Long haul travel has resumed from Germany but in a very limited way. A daily flight to JFK is now regular. Other than a few other minor long haul routes, little is happening and demand is minimal. Qurantine’s however are the biggest problem, with long haul international flights simply unwanted by many countries.
The cut won’t just affect Lufthansa, with Swiss and Eurowings loosing aircraft too.
Lufthansa Group CEO Carsten Spohr said a couple of days ago, a permanent fleet reduction of 100 aircraft is happening, cutting the total to around 660 over all of its airlines. Even then Lufthansa claims it will be able to offer the same seat capacity by 2024 by better use of its aircraft schedules.
The long haul casualties are going to be severe
The entire A380 fleet totalling 14 aircraft, the youngest of which is just 5.8 years old, the oldest 10.9, are unlikely to re-enter service.
The remaining 747-400 fleet which is technically 7 aircraft although only 3 really remain operational. The 747-8i’s are likely to remain, at least for now, but their was always a ten year lifespan on the aircraft
The biggest casualties are going to be the entire A340-300/600 fleet operated by the group, including the 34 nominally left at Lufthansa, 5 at Swiss and 4 at Edelweiss, the Swiss subsidiary. Those at Eurowings had already been transferred back to Lufthansa and delisted.
Eight of the A380’s were already heading out of service, so the decision to rid itself of the entire fleet – the remainder are owned by the airline, is a huge capital expense write down it will have to take, but can mostly be offset against corporate tax.

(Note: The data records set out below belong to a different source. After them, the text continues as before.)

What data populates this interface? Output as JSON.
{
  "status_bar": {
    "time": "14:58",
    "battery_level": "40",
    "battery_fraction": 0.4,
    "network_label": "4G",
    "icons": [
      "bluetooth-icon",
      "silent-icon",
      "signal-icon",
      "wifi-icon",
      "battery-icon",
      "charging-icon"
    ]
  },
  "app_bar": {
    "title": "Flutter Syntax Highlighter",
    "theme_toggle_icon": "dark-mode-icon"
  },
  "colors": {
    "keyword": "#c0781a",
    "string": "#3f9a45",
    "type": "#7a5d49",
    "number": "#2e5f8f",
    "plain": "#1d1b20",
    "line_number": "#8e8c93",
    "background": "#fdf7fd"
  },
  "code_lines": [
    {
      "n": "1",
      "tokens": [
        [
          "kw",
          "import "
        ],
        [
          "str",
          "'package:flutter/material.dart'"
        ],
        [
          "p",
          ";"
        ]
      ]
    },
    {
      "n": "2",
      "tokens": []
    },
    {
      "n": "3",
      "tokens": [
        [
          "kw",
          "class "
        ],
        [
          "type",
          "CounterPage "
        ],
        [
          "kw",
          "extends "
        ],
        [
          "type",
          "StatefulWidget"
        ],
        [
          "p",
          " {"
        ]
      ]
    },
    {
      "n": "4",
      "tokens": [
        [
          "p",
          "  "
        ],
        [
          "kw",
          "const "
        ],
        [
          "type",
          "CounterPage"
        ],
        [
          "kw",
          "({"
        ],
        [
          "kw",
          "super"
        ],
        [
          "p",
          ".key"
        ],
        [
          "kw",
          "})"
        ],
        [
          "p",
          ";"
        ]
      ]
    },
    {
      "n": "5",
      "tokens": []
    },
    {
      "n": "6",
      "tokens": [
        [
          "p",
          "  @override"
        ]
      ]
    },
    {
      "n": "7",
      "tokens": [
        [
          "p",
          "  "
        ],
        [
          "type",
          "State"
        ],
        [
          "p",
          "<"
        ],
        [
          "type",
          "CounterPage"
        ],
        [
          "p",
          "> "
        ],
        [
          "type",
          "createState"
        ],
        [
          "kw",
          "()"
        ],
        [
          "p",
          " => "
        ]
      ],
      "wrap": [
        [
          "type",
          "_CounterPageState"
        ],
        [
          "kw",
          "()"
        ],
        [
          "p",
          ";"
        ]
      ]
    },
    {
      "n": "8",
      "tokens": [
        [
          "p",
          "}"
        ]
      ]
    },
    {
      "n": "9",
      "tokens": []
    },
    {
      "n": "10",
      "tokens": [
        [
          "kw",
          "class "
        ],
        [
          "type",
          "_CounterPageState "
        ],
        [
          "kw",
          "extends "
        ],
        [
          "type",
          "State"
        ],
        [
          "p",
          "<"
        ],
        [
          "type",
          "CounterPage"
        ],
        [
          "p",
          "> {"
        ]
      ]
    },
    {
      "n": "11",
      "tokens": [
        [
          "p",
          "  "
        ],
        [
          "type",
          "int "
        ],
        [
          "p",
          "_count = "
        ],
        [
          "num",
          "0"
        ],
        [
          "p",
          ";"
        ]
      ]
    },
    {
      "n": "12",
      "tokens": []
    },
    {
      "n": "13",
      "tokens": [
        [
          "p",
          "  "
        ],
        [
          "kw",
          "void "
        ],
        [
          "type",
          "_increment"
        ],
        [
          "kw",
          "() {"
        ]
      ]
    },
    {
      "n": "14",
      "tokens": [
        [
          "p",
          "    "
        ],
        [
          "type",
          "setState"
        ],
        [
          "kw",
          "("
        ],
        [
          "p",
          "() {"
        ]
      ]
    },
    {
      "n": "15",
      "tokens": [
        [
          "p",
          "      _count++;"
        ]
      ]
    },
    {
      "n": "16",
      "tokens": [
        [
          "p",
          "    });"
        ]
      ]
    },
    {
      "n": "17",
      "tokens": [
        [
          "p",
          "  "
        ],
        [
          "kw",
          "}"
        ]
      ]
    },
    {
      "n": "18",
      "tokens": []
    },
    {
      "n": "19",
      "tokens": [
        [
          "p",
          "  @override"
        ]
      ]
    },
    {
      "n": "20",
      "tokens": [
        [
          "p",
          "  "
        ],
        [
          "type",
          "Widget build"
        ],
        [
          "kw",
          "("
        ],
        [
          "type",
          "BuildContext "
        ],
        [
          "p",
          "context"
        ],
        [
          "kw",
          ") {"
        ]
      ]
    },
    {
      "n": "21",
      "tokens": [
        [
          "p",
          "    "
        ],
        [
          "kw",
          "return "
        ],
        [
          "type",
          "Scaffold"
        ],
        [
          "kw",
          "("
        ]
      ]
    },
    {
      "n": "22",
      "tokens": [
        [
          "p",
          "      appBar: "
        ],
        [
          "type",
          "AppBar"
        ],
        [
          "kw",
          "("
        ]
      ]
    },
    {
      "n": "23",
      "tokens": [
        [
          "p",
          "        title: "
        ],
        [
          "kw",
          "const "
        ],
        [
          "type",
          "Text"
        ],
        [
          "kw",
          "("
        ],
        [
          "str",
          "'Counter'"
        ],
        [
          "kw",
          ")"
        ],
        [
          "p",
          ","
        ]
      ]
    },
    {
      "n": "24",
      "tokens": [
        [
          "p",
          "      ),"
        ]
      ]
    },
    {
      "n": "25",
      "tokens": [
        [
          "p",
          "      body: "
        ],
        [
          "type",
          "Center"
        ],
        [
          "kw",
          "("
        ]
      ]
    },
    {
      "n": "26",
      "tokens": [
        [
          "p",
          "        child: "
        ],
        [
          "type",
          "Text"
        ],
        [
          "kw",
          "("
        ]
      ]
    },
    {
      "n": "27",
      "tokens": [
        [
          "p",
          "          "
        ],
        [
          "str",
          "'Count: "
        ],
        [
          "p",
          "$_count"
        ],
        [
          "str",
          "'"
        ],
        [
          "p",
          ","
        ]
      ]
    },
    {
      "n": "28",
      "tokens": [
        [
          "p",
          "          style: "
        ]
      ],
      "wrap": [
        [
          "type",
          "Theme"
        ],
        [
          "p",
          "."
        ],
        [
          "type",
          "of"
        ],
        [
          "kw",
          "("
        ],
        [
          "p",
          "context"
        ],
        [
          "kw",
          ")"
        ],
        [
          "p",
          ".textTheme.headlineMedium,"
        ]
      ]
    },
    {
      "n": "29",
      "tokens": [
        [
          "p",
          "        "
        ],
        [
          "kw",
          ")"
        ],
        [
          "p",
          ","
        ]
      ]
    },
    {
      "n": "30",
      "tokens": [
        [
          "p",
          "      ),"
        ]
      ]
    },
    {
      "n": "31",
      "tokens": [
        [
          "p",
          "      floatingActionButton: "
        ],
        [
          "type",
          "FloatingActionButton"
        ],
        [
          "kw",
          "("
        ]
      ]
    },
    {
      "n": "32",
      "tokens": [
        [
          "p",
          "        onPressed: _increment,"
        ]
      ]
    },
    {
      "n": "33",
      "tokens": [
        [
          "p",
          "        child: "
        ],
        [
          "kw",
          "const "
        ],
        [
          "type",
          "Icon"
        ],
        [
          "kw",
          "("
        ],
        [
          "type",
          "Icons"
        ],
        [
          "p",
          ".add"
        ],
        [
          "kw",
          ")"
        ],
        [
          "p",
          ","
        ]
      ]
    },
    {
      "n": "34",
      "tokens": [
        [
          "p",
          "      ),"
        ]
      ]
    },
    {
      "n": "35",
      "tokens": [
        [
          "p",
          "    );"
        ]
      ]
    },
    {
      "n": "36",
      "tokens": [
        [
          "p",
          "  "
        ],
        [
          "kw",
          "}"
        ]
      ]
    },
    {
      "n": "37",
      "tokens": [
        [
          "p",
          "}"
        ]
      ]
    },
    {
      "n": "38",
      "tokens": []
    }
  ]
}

It will leave only British Airways with 12 A380’s in Europe, and all of those are stored.
The last MD-11F’s are also on their way out. The remaining six will be phased out by December 2020.
What isn’t clear is what will happen to Austrian’s remaining six 777-200ER’s and six 767-300ER’s.
As the Lufthansa Group emerges from the crisis in the coming years, the wide body fleet will start off consisting of A330s (Lufthansa, Swiss, Brussels Airlines), A350’s (Lufthansa) and 747-8i’s (Lufthansa).
There are also firm orders in place for 20 787-9’s, 20 777-9’s and two more 777F’s. On the Airbus side, Lufthansa has firm commitments for 27 more A350’s. While the 777-9’s are earmarked for Lufthansa, the A350’s and 787’s are likely to be distributed across the entire group.